In the face of death, they refuse to accept what other people regarded as their destiny, they refused to be pushed aside, marginalised and dismissed as the men around then compete for power.

In this Gospel reading, the Phoenician woman pleads out lead for help for her daughter, but her pleas fall on deaf ears with the disciples and – initially – with Jesus. Each time I read the Gospel accounts of this woman and her daughter, they remind me of Jocasta (Ἰοκάστη) and her daughter Antigone (Ἀντιγόνη).

Searching for illustrations for these resources I came across photographs I had taken of Iokasti, a delightful restaurant in Koutouloufari, east of Iraklion in Crete.

The restaurant reopened recently after the Covid-19 pandemic restrictions. But during the lockdown earlier this year, in Holy Week, the week before Greek Easter, the people at Iokasti had posted on their Facebook page a video clip of ‘Oh my sweet Springtime’ (Ω γλυκύ μου έαρ). This is a song of lamentation sung on Good Friday and imagines the Virgin Mary narrating the Crucifixion and pouring out her pain and grief as the Mother of Christ.

This lament is sung with reverence, emotion and devotion throughout Greece, and it has been performed and recorded by many Greece’s best-loved singers.



The version posted by Iokasti in Koutououfari earlier this year is a recording in Athens by Irene Papas – who played the title roles in Antigone (1961) and Electra (1962) – of the musical arrangement of this hymn by the Greek composer Vangelis:

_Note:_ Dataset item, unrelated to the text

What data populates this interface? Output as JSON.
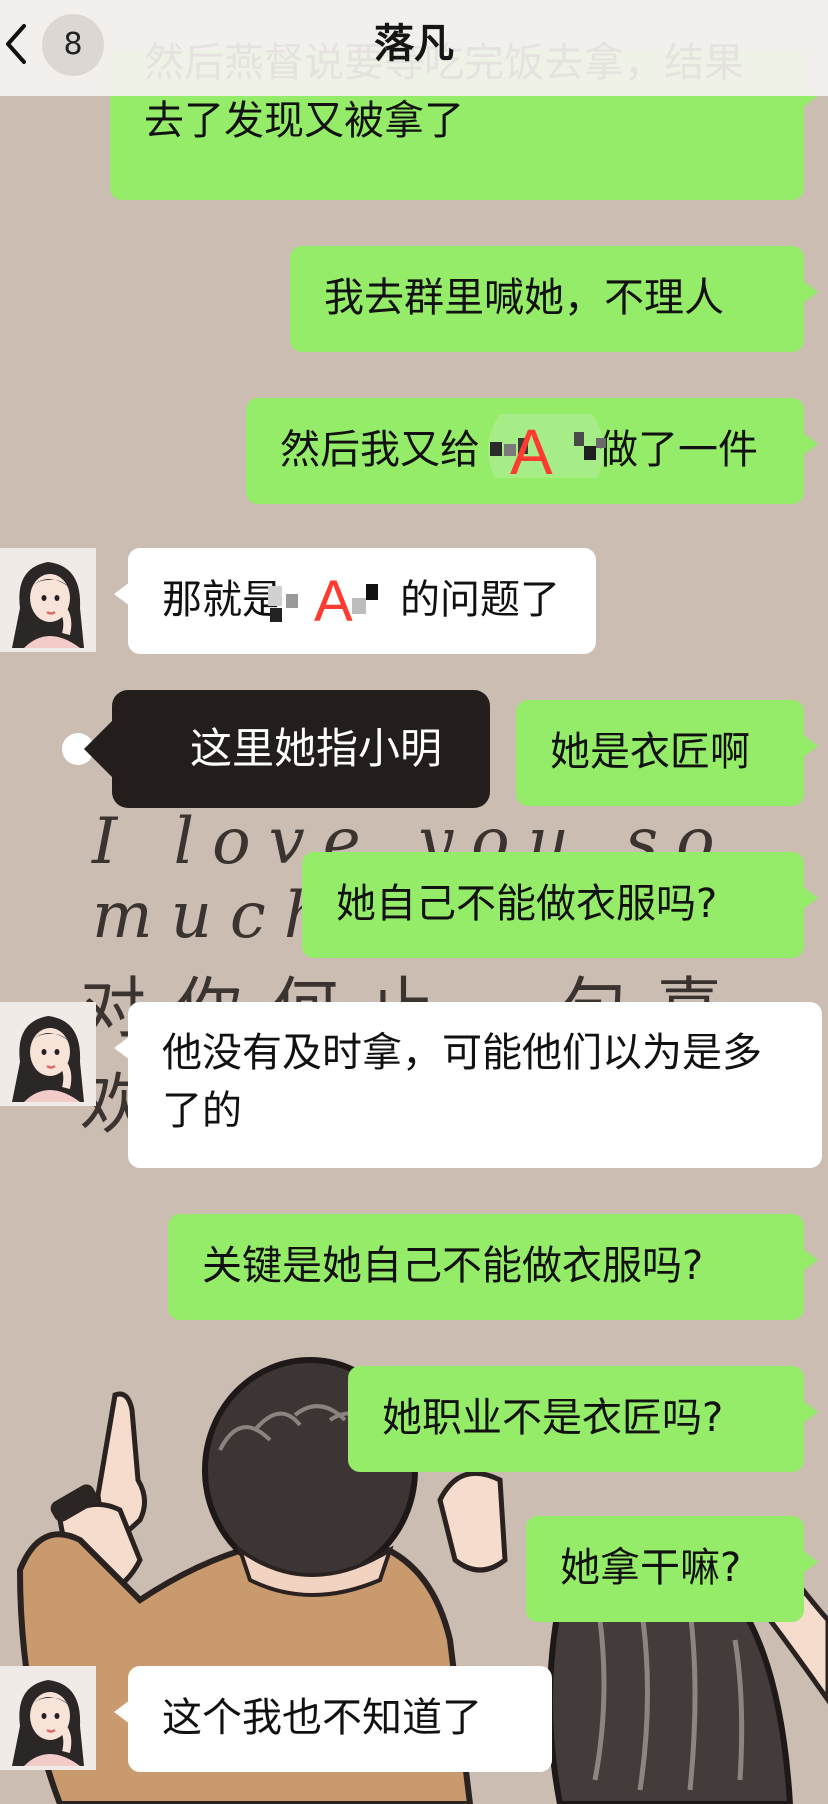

Αι γενεαί πάσαι, ύμνον τη Ταφή Σου, προσφέρουσι Χριστέ μου.
Καθελών του ξύλου, ο Αριμαθείας, εν τάφω Σε κηδεύει.
Μυροφόροι ήλθον, μύρα σοι, Χριστέ μου, κομίζουσαι προφρόνως.
Δεύρο πάσα κτίσις, ύμνους εξοδίους, προσοίωμεν τω Κτίστη.
Ούς έθρεψε το μάννα, εκίνησαν την πτέρναν, κατά του ευεργέτου.
Ιωσήφ κηδεύει, συν τω Νικοδήμω, νεκροπρεπώς τον Κτίστην.

Ω γλυκύ μου έαρ, γλυκύτατόν μου Τέκνον, πού έδυ σου το κάλλος;

Υιέ Θεού παντάναξ, Θεέ μου πλαστουργέ μου, πώς πάθος κατεδέξω;
Έρραναν τον τάφον αι Μυροφόροι μύρα, λίαν πρωί ελθούσαι.
Ω Τριάς Θεέ μου, Πατήρ Υιός και Πνεύμα, ελέησον τον κόσμον.

Ιδείν την του Υιού σου, Ανάστασιν, Παρθένε, αξίωσον σους δούλους.

All generations offer a hymn at your burial my Christ.
The Arimathean took you down from the cross and buried you in a tomb.
Women came with spices to give you perfume and prepare your burial.
Hither creation was made, let us sing hymns to praise our Creator.
Nourished from above with manna, lifted heels of contempt against their benefactor.
You are being buried by Joseph and Nicodemus, in the grave of the Creator.

Oh, my sweet spring, my sweetest child, where does your beauty fade?
Son of God Almighty, my God and Creator, how can I bear your passion?
Women with spices came very early in the morning to sprinkle the grave with perfume.
O my Holy Trinity, Father, Son and Spirit, have mercy on the world.

Allow us to serve you, O Virgin, to see you son’s resurrection, to be your worthy servants.

Irene Papas also recorded this song in 1986 on the album Ραψωδίες (Rhapsodies). She, is known in west for her role in films such as Zorba the Greek (1964), The Guns of Navarone (1961), and Z (1969). But, interestingly, she also played the title roles in Antigone (1961) and Electra (1962). I met her once in Vlatadon monastery in Thessaloniki in 1997. One of her last parts as an actor was in Captain Corelli’s Mandolin (2001).

A table for one at Iokasti, a restaurant in the mountain village of Koutouloufari in Crete recalls the play by Euripides (Photograph: Patrick Comerford)